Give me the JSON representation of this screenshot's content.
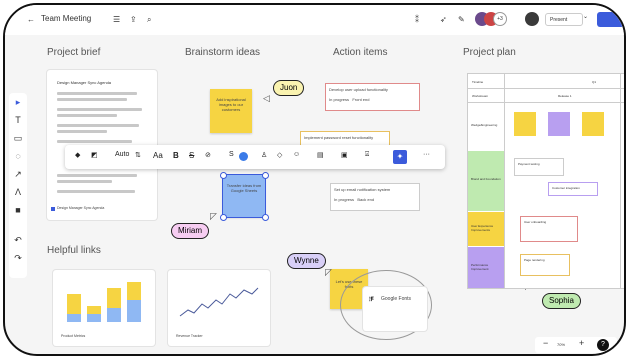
{
  "topbar": {
    "board_title": "Team Meeting",
    "present_label": "Present",
    "avatar_extra_count": "+3"
  },
  "sections": {
    "project_brief": "Project brief",
    "brainstorm": "Brainstorm ideas",
    "action_items": "Action items",
    "project_plan": "Project plan",
    "helpful_links": "Helpful links"
  },
  "brief_card": {
    "heading": "Design Manager Sync Agenda",
    "footer": "Design Manager Sync Agenda"
  },
  "stickies": {
    "yellow_top": "Add inspirational images to our customers",
    "blue_selected": "Transfer ideas from Google Sheets",
    "yellow_bottom": "Let's use these fonts"
  },
  "bubbles": {
    "juon": "Juon",
    "miriam": "Miriam",
    "wynne": "Wynne",
    "sophia": "Sophia"
  },
  "action_cards": [
    {
      "title": "Develop user upload functionality",
      "tags": [
        "In progress",
        "Front end"
      ]
    },
    {
      "title": "Implement password reset functionality",
      "tags": []
    },
    {
      "title": "Set up email notification system",
      "tags": [
        "In progress",
        "Back end"
      ]
    }
  ],
  "toolbar": {
    "font_label": "Auto",
    "text_label": "Aa",
    "bold_label": "B",
    "strike_label": "S",
    "size_label": "S"
  },
  "links": {
    "product_metrics": "Product Metrics",
    "revenue_tracker": "Revenue Tracker",
    "google_fonts": "Google Fonts"
  },
  "plan": {
    "column_headers": [
      "Timeline",
      "Q1"
    ],
    "row_labels": [
      "Workstream",
      "Wedge/Engineering",
      "Brand and Foundation",
      "User Experience Improvements",
      "Performance Improvement"
    ],
    "sub_header": "Release 1",
    "cards": [
      "Payment testing",
      "Customer integration",
      "User onboarding",
      "Page rendering"
    ]
  },
  "zoom": {
    "level": "70%",
    "help": "?"
  },
  "chart_colors": {
    "yellow": "#f6d442",
    "blue": "#8fb8f3",
    "line": "#4a5a9a"
  }
}
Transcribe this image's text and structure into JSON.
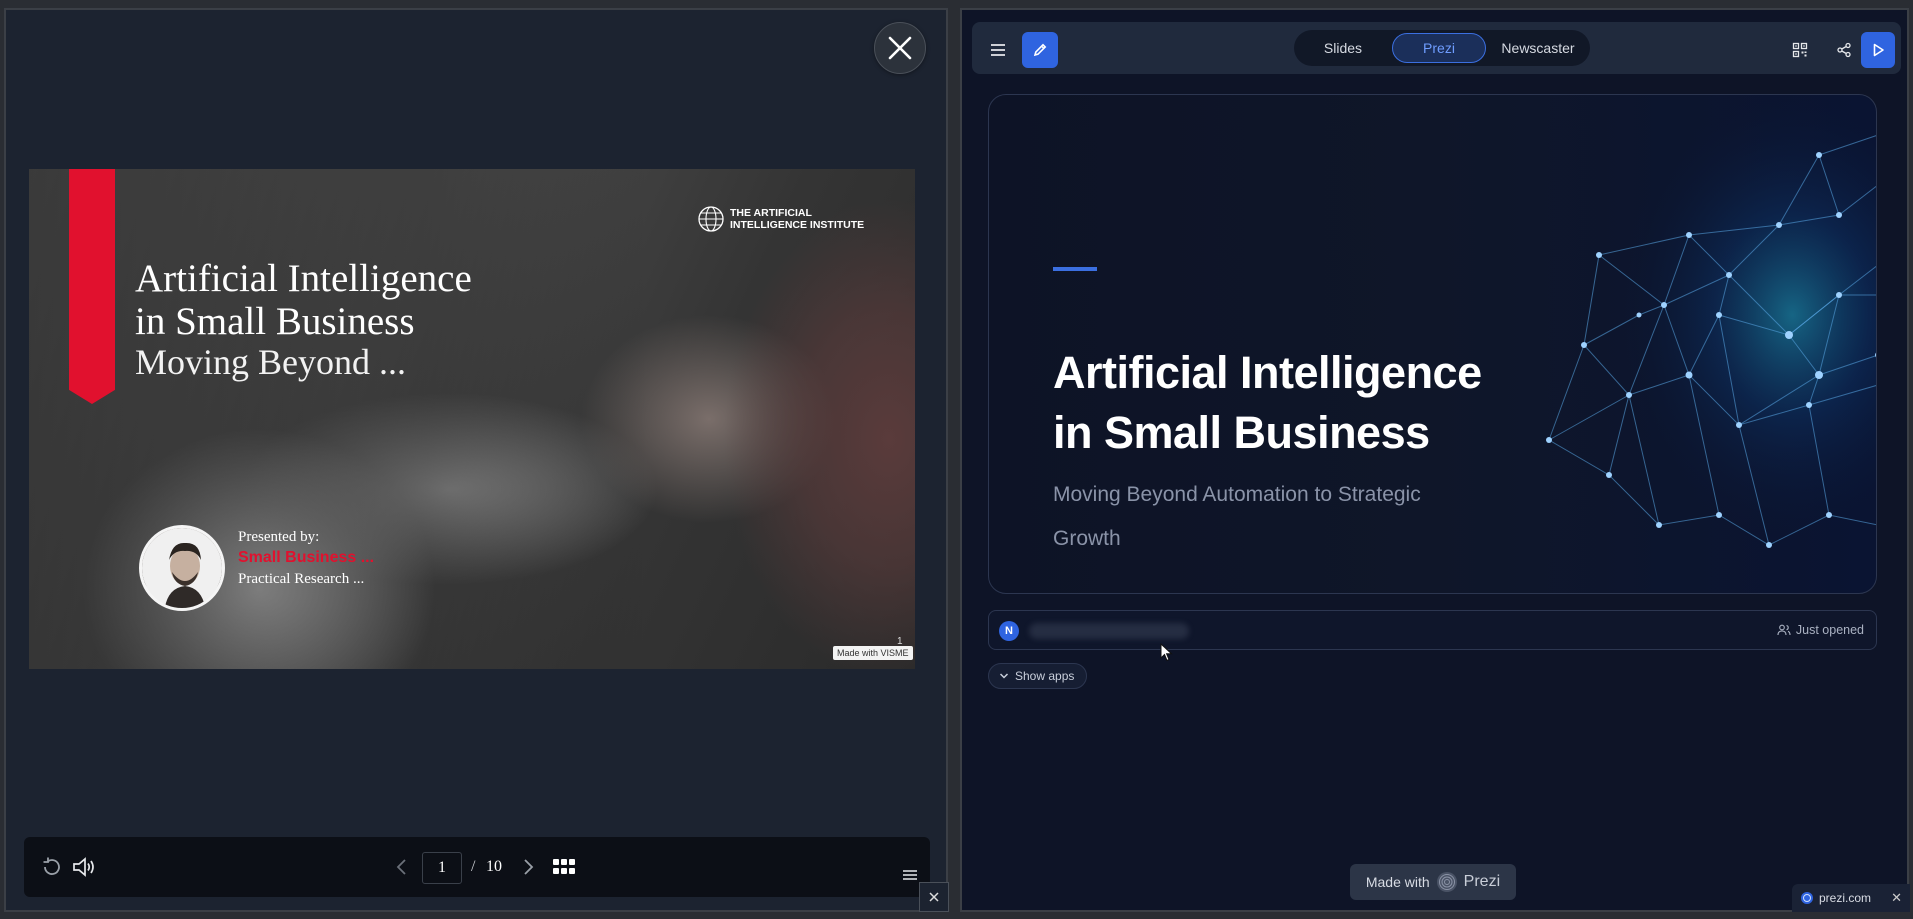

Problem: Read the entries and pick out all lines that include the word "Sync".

Reply to the task:
    "heading": "Design Manager Sync Agenda",
    "footer": "Design Manager Sync Agenda"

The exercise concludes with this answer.